Liverpool City Councillors vote to keep 'spare mayor'
Liverpool's Liberal Democrats have failed in their bid to rid the city of its "spare" mayor.
The opposition group's motion questioned if an elected Mayor was the most effective way to govern the city.
The Lib Dems argued the role should be scrapped following the election of Steve Rotheram as Metro Mayor in 2017.
Labour defeated Wednesday's motion, with one councillor arguing Liverpool also had two football teams and two cathedrals.
Lib Dem leader Richard Kemp argued there was now a "spare mayor" and the promised benefits of having a city mayor had not been realised since the role was introduced in 2012.
Councillor Kemp told the meeting: "Yes, good things have happened, but there is no proof that having an elected mayor brought those things about."
He argued that no other core region has two mayors with the same city name in their title.
Labour Deputy Mayor Wendy Simon defended current mayor Joe Anderson's record.
She branded Wednesday's meeting, called by the Lib Dems, "farcical", pointing out that the group has just seven councillors compared with Labour's 76.
Councillor Ann Rothery added: "We've got two football teams and two cathedrals, why not have two mayors?"

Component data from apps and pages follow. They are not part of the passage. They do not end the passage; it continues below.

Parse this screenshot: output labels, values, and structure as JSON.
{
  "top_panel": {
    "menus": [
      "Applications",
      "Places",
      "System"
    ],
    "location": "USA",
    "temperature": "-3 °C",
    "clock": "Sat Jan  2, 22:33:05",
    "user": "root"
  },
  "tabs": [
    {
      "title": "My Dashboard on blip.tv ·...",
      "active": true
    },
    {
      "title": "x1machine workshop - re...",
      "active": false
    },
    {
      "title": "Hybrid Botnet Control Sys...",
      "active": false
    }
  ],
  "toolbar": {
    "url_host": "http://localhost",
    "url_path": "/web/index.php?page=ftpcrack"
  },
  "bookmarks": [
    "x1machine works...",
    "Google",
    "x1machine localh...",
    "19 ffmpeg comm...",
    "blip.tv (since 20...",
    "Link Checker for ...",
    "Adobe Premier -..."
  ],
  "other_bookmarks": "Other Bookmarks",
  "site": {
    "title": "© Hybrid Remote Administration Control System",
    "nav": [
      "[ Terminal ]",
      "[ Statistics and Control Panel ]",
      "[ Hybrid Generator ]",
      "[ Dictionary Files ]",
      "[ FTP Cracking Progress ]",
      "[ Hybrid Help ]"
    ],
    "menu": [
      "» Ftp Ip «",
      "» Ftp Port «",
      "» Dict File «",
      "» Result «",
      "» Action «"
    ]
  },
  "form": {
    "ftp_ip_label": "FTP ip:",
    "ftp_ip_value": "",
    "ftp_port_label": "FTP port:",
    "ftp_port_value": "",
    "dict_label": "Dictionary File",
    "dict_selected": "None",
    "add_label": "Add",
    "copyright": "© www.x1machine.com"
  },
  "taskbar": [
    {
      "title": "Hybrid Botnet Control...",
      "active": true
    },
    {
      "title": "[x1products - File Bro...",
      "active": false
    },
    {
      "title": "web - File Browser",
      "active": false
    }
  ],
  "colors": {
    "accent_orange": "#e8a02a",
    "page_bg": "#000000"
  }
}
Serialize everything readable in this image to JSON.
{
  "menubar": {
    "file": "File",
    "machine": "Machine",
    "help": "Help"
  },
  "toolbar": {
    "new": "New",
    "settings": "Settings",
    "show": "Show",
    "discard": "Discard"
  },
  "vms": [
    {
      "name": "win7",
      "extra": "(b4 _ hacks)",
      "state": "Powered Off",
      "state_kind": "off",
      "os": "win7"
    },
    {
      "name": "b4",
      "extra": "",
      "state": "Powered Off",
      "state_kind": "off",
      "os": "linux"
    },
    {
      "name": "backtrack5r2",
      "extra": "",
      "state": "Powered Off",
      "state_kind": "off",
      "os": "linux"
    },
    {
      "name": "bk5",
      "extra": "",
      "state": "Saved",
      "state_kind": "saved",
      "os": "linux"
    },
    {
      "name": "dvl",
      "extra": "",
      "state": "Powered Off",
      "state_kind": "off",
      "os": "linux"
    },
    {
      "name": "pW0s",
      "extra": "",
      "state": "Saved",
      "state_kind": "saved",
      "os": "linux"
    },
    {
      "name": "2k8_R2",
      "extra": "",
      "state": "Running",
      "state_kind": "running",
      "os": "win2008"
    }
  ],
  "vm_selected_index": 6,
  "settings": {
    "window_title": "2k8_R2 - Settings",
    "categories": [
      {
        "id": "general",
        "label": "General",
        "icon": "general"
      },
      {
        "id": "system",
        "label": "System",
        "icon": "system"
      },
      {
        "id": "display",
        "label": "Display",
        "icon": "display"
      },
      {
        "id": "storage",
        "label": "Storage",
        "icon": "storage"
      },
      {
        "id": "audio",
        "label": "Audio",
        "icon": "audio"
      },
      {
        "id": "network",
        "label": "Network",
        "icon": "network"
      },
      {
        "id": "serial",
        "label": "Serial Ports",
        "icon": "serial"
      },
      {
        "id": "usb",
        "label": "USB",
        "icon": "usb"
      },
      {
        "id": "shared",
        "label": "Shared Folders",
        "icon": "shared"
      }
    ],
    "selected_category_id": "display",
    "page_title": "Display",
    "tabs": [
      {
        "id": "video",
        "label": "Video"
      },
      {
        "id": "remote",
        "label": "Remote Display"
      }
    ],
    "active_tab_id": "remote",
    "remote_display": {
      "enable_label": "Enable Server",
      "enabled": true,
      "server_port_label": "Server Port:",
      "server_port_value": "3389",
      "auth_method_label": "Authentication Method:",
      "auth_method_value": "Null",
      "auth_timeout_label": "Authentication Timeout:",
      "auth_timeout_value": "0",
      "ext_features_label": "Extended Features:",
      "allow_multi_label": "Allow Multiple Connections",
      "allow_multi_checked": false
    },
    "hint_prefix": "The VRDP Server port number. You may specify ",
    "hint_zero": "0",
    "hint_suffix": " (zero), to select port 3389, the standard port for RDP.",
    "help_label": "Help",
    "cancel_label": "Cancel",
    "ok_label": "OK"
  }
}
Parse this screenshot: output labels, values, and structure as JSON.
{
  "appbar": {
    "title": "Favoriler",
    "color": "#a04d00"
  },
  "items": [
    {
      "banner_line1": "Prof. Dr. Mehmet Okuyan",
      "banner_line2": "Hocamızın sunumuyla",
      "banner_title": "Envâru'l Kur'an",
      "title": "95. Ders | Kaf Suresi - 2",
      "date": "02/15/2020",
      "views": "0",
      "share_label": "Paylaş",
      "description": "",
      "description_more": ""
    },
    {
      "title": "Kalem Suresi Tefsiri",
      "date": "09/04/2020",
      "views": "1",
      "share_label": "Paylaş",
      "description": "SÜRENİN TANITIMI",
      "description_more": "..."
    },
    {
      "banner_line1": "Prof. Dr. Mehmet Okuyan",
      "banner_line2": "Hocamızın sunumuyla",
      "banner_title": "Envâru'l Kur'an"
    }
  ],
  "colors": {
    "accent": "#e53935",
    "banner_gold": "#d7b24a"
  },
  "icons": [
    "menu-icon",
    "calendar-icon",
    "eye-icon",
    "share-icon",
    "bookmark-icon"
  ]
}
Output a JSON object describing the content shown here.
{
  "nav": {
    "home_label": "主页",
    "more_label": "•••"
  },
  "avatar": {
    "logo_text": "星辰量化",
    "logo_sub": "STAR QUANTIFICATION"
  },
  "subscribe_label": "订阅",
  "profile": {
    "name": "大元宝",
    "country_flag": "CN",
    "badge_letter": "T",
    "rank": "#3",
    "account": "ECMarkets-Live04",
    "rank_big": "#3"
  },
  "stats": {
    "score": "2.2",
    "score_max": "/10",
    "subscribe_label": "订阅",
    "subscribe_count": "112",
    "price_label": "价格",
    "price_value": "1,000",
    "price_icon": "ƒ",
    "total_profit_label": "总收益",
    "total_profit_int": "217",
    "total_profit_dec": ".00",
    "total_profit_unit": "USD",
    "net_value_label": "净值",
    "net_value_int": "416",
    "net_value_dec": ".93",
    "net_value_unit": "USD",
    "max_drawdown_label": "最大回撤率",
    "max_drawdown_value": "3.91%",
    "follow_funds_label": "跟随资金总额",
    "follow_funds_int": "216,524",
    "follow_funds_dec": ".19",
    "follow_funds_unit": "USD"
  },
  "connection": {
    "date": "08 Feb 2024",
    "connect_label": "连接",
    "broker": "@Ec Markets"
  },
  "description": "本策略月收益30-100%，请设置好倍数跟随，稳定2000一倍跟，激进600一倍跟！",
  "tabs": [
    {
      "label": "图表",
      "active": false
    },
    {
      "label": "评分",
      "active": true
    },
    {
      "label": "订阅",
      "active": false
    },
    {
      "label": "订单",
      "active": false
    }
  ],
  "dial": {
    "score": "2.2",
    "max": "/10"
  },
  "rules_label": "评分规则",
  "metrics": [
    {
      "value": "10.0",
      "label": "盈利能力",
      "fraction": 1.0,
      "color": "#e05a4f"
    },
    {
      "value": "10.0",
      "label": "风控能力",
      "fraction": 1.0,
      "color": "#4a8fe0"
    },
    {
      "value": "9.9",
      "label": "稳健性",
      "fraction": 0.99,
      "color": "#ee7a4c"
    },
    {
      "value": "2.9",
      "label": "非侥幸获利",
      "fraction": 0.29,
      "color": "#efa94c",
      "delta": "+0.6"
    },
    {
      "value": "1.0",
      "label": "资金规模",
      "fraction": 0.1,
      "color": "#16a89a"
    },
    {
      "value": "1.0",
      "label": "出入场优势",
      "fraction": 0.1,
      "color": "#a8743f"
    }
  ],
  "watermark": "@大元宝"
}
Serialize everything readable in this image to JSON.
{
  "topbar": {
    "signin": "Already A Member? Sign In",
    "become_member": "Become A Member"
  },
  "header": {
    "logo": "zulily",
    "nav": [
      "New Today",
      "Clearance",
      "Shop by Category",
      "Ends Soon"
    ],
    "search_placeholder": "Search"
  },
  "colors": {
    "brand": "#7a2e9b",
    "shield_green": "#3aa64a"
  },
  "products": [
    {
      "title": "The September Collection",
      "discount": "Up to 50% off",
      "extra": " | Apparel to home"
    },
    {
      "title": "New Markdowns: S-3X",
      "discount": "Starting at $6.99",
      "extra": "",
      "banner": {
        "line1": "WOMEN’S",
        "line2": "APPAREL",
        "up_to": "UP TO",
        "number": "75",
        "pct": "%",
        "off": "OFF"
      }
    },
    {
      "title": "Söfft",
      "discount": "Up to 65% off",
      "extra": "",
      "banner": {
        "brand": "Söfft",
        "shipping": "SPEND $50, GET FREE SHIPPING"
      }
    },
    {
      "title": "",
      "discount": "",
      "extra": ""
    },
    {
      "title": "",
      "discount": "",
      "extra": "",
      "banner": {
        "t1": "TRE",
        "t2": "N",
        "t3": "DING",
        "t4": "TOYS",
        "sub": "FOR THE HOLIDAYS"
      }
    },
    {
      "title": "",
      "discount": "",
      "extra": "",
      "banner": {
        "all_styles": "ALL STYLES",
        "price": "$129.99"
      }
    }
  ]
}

Labour councillors, including Nick Small, who has called for a governance review previously, accused the Lib Dems of political point scoring.
After the meeting, Mayor Anderson said he did not think people on the doorstep cared about the governance model of the council and it was "absolute nonsense" to talk about a spare mayor.
"We've built 14 new schools and invested in three others, we've created a mayoral development zone," he said.
"Despite the Lib Dems playing politics, the mayoral deal has brought huge investment into the city".
Councillor Kemp said he was not surprised at losing the vote, but claimed there was a move in the Labour Party away from the mayoral model, and several Labour councillors left before the vote.